Where to Get Tested for Human T-cell Lymphotropic Virus (HTLV-1 and HTLV-2) in San Antonio
Human T-cell Lymphotropic Virus (HTLV-1 and HTLV-2) are two types of retroviruses that can cause serious health problems. HTLV-1 is associated with a rare form of leukemia and a neurological disease, while HTLV-2 is linked to a type of blood cancer and can also weaken the immune system. It is important to get tested for HTLV-1 and HTLV-2, especially if you are at high risk for these viruses. In San Antonio, there are several places where you can get tested.
How to Get Tested for HTLV-1 and HTLV-2
The most common way to test for HTLV-1 and HTLV-2 is through a blood test. The blood is usually drawn from a vein in your arm, and the sample is sent to a laboratory for testing.

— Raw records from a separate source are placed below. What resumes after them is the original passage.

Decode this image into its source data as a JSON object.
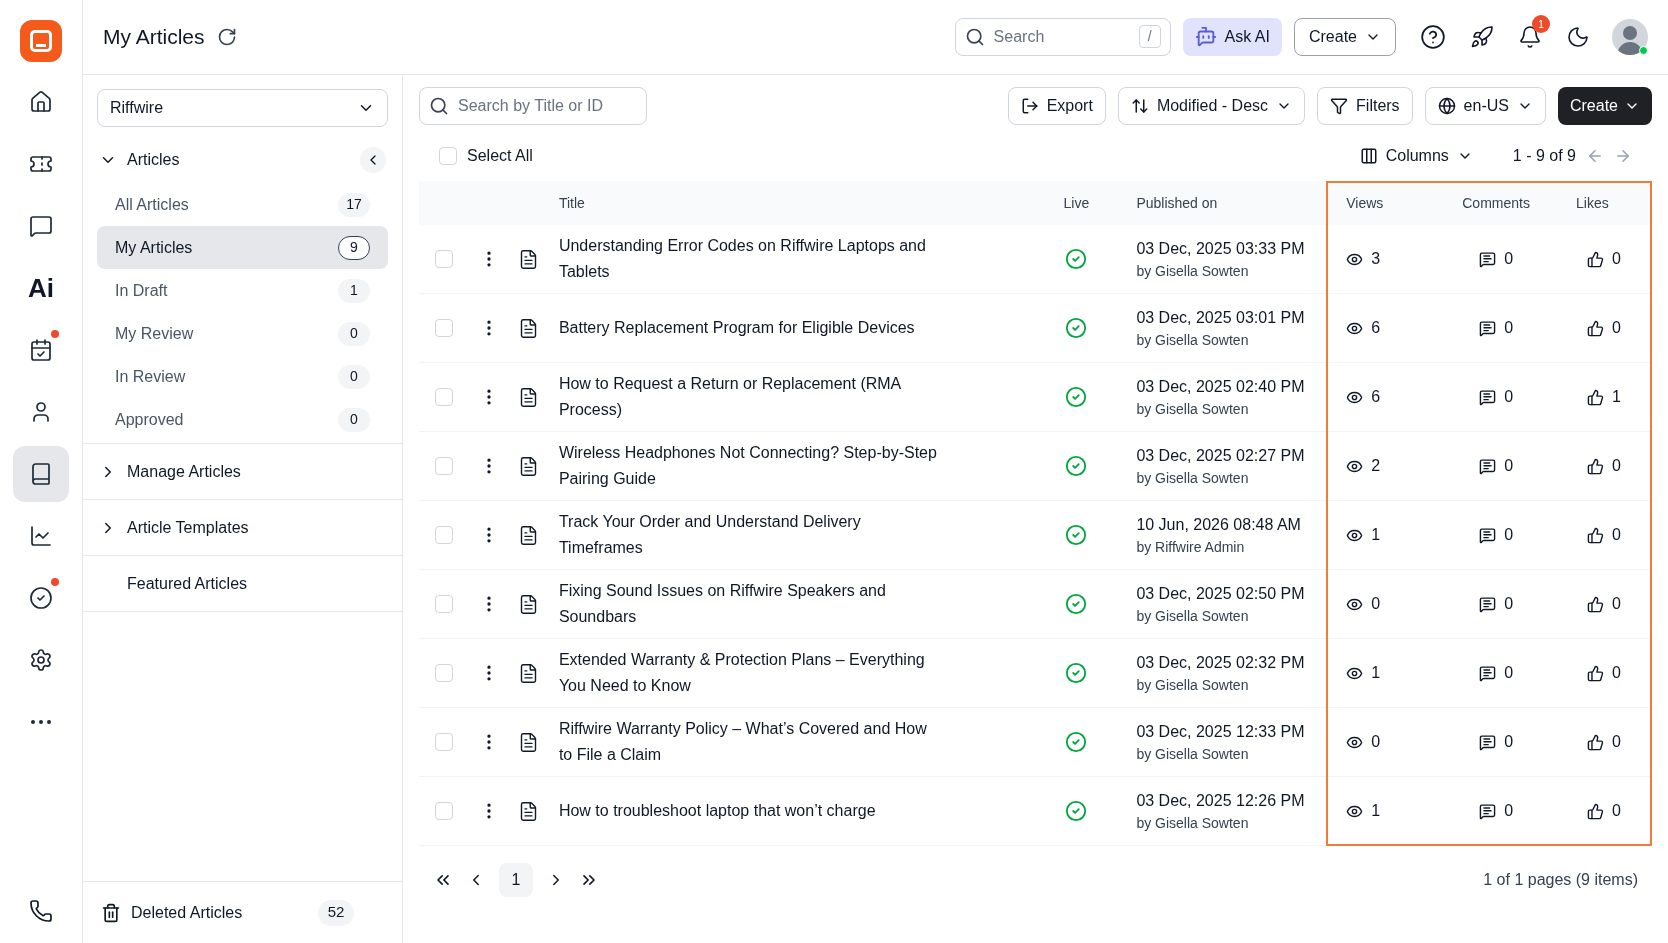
{
  "rail": {
    "items": [
      {
        "kind": "home",
        "selected": false,
        "dot": false
      },
      {
        "kind": "ticket",
        "selected": false,
        "dot": false
      },
      {
        "kind": "chat",
        "selected": false,
        "dot": false
      },
      {
        "kind": "ai",
        "label": "Ai",
        "selected": false,
        "dot": false
      },
      {
        "kind": "calendar",
        "selected": false,
        "dot": true
      },
      {
        "kind": "user",
        "selected": false,
        "dot": false
      },
      {
        "kind": "book",
        "selected": true,
        "dot": false
      },
      {
        "kind": "chart",
        "selected": false,
        "dot": false
      },
      {
        "kind": "check",
        "selected": false,
        "dot": true
      },
      {
        "kind": "settings",
        "selected": false,
        "dot": false
      },
      {
        "kind": "more",
        "selected": false,
        "dot": false
      }
    ],
    "bottom": {
      "kind": "phone"
    }
  },
  "header": {
    "title": "My Articles",
    "search": {
      "placeholder": "Search",
      "shortcut": "/"
    },
    "ask_ai": "Ask AI",
    "create": "Create",
    "notification_count": "1"
  },
  "sidebar": {
    "brand_select": "Riffwire",
    "section": {
      "label": "Articles",
      "expanded": true,
      "items": [
        {
          "label": "All Articles",
          "count": "17",
          "selected": false
        },
        {
          "label": "My Articles",
          "count": "9",
          "selected": true
        },
        {
          "label": "In Draft",
          "count": "1",
          "selected": false
        },
        {
          "label": "My Review",
          "count": "0",
          "selected": false
        },
        {
          "label": "In Review",
          "count": "0",
          "selected": false
        },
        {
          "label": "Approved",
          "count": "0",
          "selected": false
        }
      ]
    },
    "groups": [
      {
        "label": "Manage Articles",
        "kind": "collapsible",
        "expanded": false
      },
      {
        "label": "Article Templates",
        "kind": "collapsible",
        "expanded": false
      },
      {
        "label": "Featured Articles",
        "kind": "link"
      }
    ],
    "deleted": {
      "label": "Deleted Articles",
      "count": "52"
    }
  },
  "toolbar": {
    "search": {
      "placeholder": "Search by Title or ID"
    },
    "export": "Export",
    "sort": "Modified - Desc",
    "filters": "Filters",
    "locale": "en-US",
    "create": "Create"
  },
  "list_bar": {
    "select_all": {
      "label": "Select All",
      "checked": false
    },
    "columns": "Columns",
    "range": "1 - 9 of 9"
  },
  "table": {
    "columns": [
      "Title",
      "Live",
      "Published on",
      "Views",
      "Comments",
      "Likes"
    ],
    "rows": [
      {
        "checked": false,
        "title": "Understanding Error Codes on Riffwire Laptops and Tablets",
        "live": true,
        "published": "03 Dec, 2025 03:33 PM",
        "author": "by Gisella Sowten",
        "views": "3",
        "comments": "0",
        "likes": "0"
      },
      {
        "checked": false,
        "title": "Battery Replacement Program for Eligible Devices",
        "live": true,
        "published": "03 Dec, 2025 03:01 PM",
        "author": "by Gisella Sowten",
        "views": "6",
        "comments": "0",
        "likes": "0"
      },
      {
        "checked": false,
        "title": "How to Request a Return or Replacement (RMA Process)",
        "live": true,
        "published": "03 Dec, 2025 02:40 PM",
        "author": "by Gisella Sowten",
        "views": "6",
        "comments": "0",
        "likes": "1"
      },
      {
        "checked": false,
        "title": "Wireless Headphones Not Connecting? Step-by-Step Pairing Guide",
        "live": true,
        "published": "03 Dec, 2025 02:27 PM",
        "author": "by Gisella Sowten",
        "views": "2",
        "comments": "0",
        "likes": "0"
      },
      {
        "checked": false,
        "title": "Track Your Order and Understand Delivery Timeframes",
        "live": true,
        "published": "10 Jun, 2026 08:48 AM",
        "author": "by Riffwire Admin",
        "views": "1",
        "comments": "0",
        "likes": "0"
      },
      {
        "checked": false,
        "title": "Fixing Sound Issues on Riffwire Speakers and Soundbars",
        "live": true,
        "published": "03 Dec, 2025 02:50 PM",
        "author": "by Gisella Sowten",
        "views": "0",
        "comments": "0",
        "likes": "0"
      },
      {
        "checked": false,
        "title": "Extended Warranty & Protection Plans – Everything You Need to Know",
        "live": true,
        "published": "03 Dec, 2025 02:32 PM",
        "author": "by Gisella Sowten",
        "views": "1",
        "comments": "0",
        "likes": "0"
      },
      {
        "checked": false,
        "title": "Riffwire Warranty Policy – What’s Covered and How to File a Claim",
        "live": true,
        "published": "03 Dec, 2025 12:33 PM",
        "author": "by Gisella Sowten",
        "views": "0",
        "comments": "0",
        "likes": "0"
      },
      {
        "checked": false,
        "title": "How to troubleshoot laptop that won’t charge",
        "live": true,
        "published": "03 Dec, 2025 12:26 PM",
        "author": "by Gisella Sowten",
        "views": "1",
        "comments": "0",
        "likes": "0"
      }
    ]
  },
  "pagination": {
    "current_page": "1",
    "summary": "1 of 1 pages (9 items)"
  }
}
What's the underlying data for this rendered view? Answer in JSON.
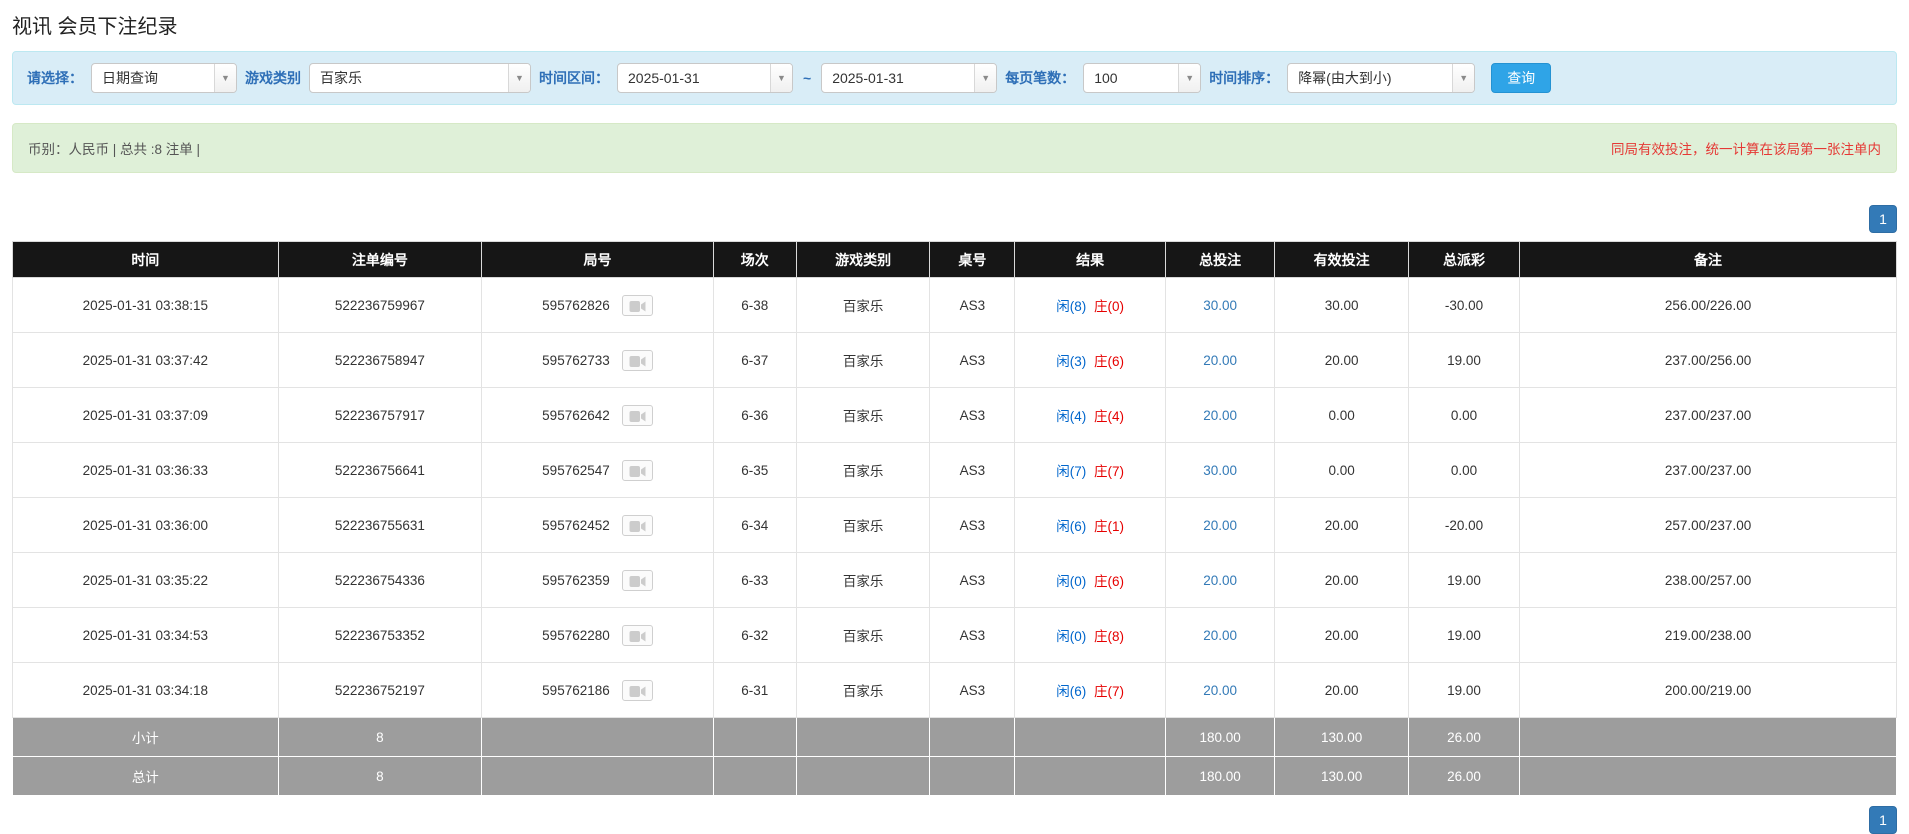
{
  "page": {
    "title": "视讯 会员下注纪录"
  },
  "filters": {
    "select_label": "请选择：",
    "select_value": "日期查询",
    "game_type_label": "游戏类别",
    "game_type_value": "百家乐",
    "time_range_label": "时间区间：",
    "date_from": "2025-01-31",
    "date_separator": "~",
    "date_to": "2025-01-31",
    "page_size_label": "每页笔数：",
    "page_size_value": "100",
    "sort_label": "时间排序：",
    "sort_value": "降幂(由大到小)",
    "search_button": "查询"
  },
  "summary": {
    "left": "币别：人民币 | 总共 :8 注单 |",
    "right": "同局有效投注，统一计算在该局第一张注单内"
  },
  "pagination": {
    "page": "1"
  },
  "icons": {
    "combo_caret": "▼",
    "video_button": "video-icon"
  },
  "colors": {
    "accent_button": "#2fa4e7",
    "pagination_blue": "#337ab7",
    "player_blue": "#0066cc",
    "banker_red": "#e60000",
    "negative_red": "#e60000",
    "link_blue": "#337ab7",
    "filter_bar_bg": "#d9edf7",
    "summary_bar_bg": "#dff0d8",
    "table_header_bg": "#161616",
    "summary_row_bg": "#9d9d9d"
  },
  "table": {
    "headers": [
      "时间",
      "注单编号",
      "局号",
      "场次",
      "游戏类别",
      "桌号",
      "结果",
      "总投注",
      "有效投注",
      "总派彩",
      "备注"
    ],
    "rows": [
      {
        "time": "2025-01-31 03:38:15",
        "bet_id": "522236759967",
        "round": "595762826",
        "session": "6-38",
        "game": "百家乐",
        "table_no": "AS3",
        "result_player": "闲(8)",
        "result_banker": "庄(0)",
        "total_bet": "30.00",
        "valid_bet": "30.00",
        "payout": "-30.00",
        "note": "256.00/226.00"
      },
      {
        "time": "2025-01-31 03:37:42",
        "bet_id": "522236758947",
        "round": "595762733",
        "session": "6-37",
        "game": "百家乐",
        "table_no": "AS3",
        "result_player": "闲(3)",
        "result_banker": "庄(6)",
        "total_bet": "20.00",
        "valid_bet": "20.00",
        "payout": "19.00",
        "note": "237.00/256.00"
      },
      {
        "time": "2025-01-31 03:37:09",
        "bet_id": "522236757917",
        "round": "595762642",
        "session": "6-36",
        "game": "百家乐",
        "table_no": "AS3",
        "result_player": "闲(4)",
        "result_banker": "庄(4)",
        "total_bet": "20.00",
        "valid_bet": "0.00",
        "payout": "0.00",
        "note": "237.00/237.00"
      },
      {
        "time": "2025-01-31 03:36:33",
        "bet_id": "522236756641",
        "round": "595762547",
        "session": "6-35",
        "game": "百家乐",
        "table_no": "AS3",
        "result_player": "闲(7)",
        "result_banker": "庄(7)",
        "total_bet": "30.00",
        "valid_bet": "0.00",
        "payout": "0.00",
        "note": "237.00/237.00"
      },
      {
        "time": "2025-01-31 03:36:00",
        "bet_id": "522236755631",
        "round": "595762452",
        "session": "6-34",
        "game": "百家乐",
        "table_no": "AS3",
        "result_player": "闲(6)",
        "result_banker": "庄(1)",
        "total_bet": "20.00",
        "valid_bet": "20.00",
        "payout": "-20.00",
        "note": "257.00/237.00"
      },
      {
        "time": "2025-01-31 03:35:22",
        "bet_id": "522236754336",
        "round": "595762359",
        "session": "6-33",
        "game": "百家乐",
        "table_no": "AS3",
        "result_player": "闲(0)",
        "result_banker": "庄(6)",
        "total_bet": "20.00",
        "valid_bet": "20.00",
        "payout": "19.00",
        "note": "238.00/257.00"
      },
      {
        "time": "2025-01-31 03:34:53",
        "bet_id": "522236753352",
        "round": "595762280",
        "session": "6-32",
        "game": "百家乐",
        "table_no": "AS3",
        "result_player": "闲(0)",
        "result_banker": "庄(8)",
        "total_bet": "20.00",
        "valid_bet": "20.00",
        "payout": "19.00",
        "note": "219.00/238.00"
      },
      {
        "time": "2025-01-31 03:34:18",
        "bet_id": "522236752197",
        "round": "595762186",
        "session": "6-31",
        "game": "百家乐",
        "table_no": "AS3",
        "result_player": "闲(6)",
        "result_banker": "庄(7)",
        "total_bet": "20.00",
        "valid_bet": "20.00",
        "payout": "19.00",
        "note": "200.00/219.00"
      }
    ],
    "subtotal": {
      "label": "小计",
      "count": "8",
      "total_bet": "180.00",
      "valid_bet": "130.00",
      "payout": "26.00"
    },
    "total": {
      "label": "总计",
      "count": "8",
      "total_bet": "180.00",
      "valid_bet": "130.00",
      "payout": "26.00"
    }
  }
}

The test looks for antibodies to the viruses in your blood. If the test is positive, a second test is usually done to confirm the results.
Who Should Get Tested for HTLV-1 and HTLV-2
There are certain groups of people who are at higher risk for HTLV-1 and HTLV-2 and should get tested. These groups include:
– People who have had unprotected sex with someone who is infected with HTLV-1 or HTLV-2
– People who have shared needles or syringes with someone who is infected with HTLV-1 or HTLV-2
– People who have received blood transfusions or organ transplants before 1985
– People who were born in or have lived in areas where HTLV-1 is common, such as Japan, Sub-Saharan Africa, the Caribbean, and parts of Central and South America
– People who have a weakened immune system, such as those with HIV/AIDS or who are undergoing chemotherapy or radiation therapy
Where to Get Tested in San Antonio
There are several places in San Antonio where you can get tested for HTLV-1 and HTLV-2. These include:
1. San Antonio AIDS Foundation
The San Antonio AIDS Foundation provides free HIV and STI testing, including HTLV-1 and HTLV-2, at its testing center located at 818 E. Grayson Street. Testing is available Monday through Friday from 9:00 am to 4:00 pm, and no appointment is necessary. The testing center also offers counseling and referrals to medical care and support services.
2. University Health System
The University Health System offers HTLV-1 and HTLV-2 testing at several of its clinics throughout San Antonio. To schedule an appointment, call 210-358-4000. You will need to provide your insurance information or pay for the test out of pocket.
CentroMed has several clinics throughout San Antonio that offer HTLV-1 and HTLV-2 testing. To schedule an appointment, visit their website or call 210-922-7000. CentroMed accepts most insurance plans, and also offers a sliding fee scale for those who are uninsured or underinsured.
4. Planned Parenthood
Planned Parenthood offers HTLV-1 and HTLV-2 testing, as well as other STI testing, at its San Antonio health center located at 2140 Babcock Road. To schedule an appointment, visit their website or call 210-736-2244. Planned Parenthood accepts most insurance plans, and also offers a sliding fee scale for those who are uninsured or underinsured.
Q: Can I get tested for HTLV-1 and HTLV-2 anonymously?
A: No, you cannot get tested anonymously for HTLV-1 and HTLV-2 in San Antonio. All testing requires identification and contact information.
Q: How long does it take to get the results of an HTLV-1 and HTLV-2 test?
A: It usually takes a few days to a week to get the results of an HTLV-1 and HTLV-2 test.
Q: Is there a cure for HTLV-1 and HTLV-2?
A: There is no cure for HTLV-1 and HTLV-2. Treatment focuses on managing the symptoms and preventing complications.
Q: If I test positive for HTLV-1 or HTLV-2, what should I do?
A: If you test positive for HTLV-1 or HTLV-2, you should talk to your healthcare provider about your options for treatment and management. You should also inform your sexual partners and anyone else who may have been exposed to the virus so that they can get tested and treated if necessary.
Q: How can I prevent getting infected with HTLV-1 and HTLV-2?
A: The best way to prevent getting infected with HTLV-1 and HTLV-2 is to practice safe sex by using condoms, not sharing needles or syringes, and avoiding blood transfusions and organ transplants from unscreened donors. If you are at high risk for these viruses, you should get tested regularly.